*** Material provided ***

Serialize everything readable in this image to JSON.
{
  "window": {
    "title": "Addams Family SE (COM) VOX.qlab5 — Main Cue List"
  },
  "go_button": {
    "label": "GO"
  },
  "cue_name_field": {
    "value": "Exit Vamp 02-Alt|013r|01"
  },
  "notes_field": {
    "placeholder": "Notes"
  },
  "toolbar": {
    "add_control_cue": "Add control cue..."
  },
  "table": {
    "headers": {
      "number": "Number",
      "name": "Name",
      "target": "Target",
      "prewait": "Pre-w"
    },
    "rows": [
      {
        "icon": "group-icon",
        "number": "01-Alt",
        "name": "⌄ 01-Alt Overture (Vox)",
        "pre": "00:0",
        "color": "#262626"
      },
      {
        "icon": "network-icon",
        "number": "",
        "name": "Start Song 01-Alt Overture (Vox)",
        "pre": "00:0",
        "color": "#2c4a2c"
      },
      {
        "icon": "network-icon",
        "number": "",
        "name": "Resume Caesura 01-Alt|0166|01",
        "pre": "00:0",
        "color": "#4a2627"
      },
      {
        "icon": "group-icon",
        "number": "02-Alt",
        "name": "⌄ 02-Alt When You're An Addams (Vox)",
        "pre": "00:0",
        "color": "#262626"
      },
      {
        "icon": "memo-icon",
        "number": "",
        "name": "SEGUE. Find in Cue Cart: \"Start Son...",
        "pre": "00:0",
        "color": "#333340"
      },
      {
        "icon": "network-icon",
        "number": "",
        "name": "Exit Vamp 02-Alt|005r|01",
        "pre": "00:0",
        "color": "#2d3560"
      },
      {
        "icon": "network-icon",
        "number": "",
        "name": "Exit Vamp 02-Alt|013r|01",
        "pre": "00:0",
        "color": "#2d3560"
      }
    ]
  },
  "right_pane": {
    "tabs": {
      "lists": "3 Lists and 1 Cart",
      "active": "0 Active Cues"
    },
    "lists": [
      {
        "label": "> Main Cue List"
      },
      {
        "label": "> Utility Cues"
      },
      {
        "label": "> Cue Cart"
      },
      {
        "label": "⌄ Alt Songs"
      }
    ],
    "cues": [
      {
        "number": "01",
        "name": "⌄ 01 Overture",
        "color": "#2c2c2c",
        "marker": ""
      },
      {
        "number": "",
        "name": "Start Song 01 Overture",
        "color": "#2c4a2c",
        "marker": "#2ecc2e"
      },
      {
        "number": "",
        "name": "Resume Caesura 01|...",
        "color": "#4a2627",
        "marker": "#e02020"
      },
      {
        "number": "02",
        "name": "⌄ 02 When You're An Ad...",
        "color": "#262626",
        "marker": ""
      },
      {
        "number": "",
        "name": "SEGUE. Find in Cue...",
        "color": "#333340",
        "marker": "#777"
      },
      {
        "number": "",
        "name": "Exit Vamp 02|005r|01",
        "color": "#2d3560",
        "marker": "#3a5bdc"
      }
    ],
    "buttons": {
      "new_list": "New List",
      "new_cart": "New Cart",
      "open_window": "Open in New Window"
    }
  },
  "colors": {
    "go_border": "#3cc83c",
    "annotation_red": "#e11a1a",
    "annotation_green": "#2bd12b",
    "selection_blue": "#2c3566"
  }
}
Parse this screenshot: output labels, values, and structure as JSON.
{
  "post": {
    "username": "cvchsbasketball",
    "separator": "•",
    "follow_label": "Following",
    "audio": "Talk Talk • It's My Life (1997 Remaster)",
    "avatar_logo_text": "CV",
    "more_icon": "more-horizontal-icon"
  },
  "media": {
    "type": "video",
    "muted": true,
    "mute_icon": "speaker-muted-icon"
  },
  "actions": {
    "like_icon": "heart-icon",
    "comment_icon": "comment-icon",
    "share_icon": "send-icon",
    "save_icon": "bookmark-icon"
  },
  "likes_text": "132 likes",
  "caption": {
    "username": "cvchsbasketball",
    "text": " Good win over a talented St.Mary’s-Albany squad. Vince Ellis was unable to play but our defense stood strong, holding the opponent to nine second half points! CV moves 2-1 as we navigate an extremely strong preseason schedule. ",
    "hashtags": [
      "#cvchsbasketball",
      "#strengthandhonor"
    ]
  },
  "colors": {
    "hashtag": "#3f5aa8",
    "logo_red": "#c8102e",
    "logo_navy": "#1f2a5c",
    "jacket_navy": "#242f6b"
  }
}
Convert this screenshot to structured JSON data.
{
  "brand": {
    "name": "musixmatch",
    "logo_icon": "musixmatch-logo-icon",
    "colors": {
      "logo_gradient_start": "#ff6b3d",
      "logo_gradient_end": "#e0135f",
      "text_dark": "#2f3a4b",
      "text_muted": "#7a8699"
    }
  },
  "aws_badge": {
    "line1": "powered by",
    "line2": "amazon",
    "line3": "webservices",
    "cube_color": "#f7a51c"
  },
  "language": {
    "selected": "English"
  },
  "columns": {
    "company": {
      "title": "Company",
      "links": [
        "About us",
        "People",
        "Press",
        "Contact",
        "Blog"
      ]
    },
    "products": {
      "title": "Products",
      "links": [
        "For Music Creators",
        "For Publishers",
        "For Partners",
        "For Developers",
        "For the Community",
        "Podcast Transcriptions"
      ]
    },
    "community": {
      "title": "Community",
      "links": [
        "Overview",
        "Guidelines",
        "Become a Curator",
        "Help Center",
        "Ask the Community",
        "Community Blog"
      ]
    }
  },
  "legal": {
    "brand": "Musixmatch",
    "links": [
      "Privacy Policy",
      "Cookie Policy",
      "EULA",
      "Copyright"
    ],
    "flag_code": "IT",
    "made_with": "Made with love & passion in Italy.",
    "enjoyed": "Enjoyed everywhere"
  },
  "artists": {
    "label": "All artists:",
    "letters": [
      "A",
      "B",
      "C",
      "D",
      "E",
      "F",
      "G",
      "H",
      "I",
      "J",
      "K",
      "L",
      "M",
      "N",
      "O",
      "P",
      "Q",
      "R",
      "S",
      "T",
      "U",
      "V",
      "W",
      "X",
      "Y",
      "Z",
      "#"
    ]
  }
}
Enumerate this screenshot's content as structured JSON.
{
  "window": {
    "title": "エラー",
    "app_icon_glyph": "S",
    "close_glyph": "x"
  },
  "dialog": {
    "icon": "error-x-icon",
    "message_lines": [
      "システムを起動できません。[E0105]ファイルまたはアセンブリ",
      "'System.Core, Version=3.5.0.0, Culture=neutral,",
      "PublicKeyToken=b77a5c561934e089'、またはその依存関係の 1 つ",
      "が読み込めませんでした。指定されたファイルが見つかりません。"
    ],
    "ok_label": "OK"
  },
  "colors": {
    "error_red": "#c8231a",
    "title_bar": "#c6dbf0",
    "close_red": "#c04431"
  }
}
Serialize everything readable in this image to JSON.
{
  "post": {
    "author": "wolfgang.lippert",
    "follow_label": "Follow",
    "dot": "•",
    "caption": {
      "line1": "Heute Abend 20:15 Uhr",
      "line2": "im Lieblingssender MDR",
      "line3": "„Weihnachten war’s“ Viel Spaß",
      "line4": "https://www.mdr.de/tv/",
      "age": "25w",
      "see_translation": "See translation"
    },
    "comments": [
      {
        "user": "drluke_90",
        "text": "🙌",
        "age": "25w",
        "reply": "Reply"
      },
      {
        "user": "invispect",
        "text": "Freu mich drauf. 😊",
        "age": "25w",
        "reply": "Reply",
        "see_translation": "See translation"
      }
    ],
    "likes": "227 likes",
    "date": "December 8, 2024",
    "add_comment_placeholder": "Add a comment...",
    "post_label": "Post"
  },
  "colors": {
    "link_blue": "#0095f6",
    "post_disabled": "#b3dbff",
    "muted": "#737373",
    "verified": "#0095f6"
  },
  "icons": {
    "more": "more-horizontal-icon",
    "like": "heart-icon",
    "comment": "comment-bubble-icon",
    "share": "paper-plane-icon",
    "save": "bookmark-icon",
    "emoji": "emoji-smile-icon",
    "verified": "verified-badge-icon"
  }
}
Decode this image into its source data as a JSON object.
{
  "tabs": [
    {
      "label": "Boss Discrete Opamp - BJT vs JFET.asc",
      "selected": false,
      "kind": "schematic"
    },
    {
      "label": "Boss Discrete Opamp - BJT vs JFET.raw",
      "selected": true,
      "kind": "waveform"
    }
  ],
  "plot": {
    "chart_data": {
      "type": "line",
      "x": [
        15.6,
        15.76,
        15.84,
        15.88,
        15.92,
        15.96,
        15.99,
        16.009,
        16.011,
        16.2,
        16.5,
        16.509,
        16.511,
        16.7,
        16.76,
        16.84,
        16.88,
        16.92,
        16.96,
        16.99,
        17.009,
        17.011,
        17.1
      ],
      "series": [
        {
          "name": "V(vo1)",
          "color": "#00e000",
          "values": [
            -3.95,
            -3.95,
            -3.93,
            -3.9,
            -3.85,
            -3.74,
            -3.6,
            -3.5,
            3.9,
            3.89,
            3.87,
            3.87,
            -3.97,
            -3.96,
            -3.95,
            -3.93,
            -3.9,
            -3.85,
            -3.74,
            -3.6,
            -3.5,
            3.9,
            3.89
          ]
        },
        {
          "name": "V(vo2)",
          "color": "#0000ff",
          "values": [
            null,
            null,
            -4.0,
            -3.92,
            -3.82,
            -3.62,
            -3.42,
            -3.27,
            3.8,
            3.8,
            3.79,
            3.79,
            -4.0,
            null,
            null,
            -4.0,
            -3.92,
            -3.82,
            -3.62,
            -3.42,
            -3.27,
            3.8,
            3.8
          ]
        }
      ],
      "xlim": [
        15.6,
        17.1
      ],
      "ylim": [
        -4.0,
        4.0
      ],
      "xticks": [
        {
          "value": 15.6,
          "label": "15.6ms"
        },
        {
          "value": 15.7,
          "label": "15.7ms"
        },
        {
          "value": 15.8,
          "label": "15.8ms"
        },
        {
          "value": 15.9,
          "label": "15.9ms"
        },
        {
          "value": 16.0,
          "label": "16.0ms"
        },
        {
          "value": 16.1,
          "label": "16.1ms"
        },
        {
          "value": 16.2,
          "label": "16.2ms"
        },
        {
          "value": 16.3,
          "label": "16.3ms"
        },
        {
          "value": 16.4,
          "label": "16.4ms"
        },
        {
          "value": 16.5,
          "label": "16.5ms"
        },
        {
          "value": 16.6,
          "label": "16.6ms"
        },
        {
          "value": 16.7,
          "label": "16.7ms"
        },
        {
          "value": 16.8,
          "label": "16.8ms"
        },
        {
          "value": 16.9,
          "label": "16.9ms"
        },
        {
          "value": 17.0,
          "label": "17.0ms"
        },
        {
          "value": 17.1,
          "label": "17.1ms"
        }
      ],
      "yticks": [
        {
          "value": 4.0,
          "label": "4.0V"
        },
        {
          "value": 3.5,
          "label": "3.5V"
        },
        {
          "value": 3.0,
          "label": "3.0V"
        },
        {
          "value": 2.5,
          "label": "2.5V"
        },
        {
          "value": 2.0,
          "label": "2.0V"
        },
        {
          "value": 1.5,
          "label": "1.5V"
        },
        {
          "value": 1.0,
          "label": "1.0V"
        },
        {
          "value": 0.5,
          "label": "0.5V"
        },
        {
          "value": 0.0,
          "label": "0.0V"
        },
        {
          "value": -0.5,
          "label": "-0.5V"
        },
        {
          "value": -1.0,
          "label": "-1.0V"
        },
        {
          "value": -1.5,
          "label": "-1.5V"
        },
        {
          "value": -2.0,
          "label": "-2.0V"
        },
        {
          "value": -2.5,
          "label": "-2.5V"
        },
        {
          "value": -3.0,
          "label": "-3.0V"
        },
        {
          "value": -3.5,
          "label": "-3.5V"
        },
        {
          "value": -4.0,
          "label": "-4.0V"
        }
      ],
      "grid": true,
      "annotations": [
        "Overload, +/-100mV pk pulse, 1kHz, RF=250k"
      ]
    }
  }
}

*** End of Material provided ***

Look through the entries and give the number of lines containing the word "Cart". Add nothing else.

#### Answer
4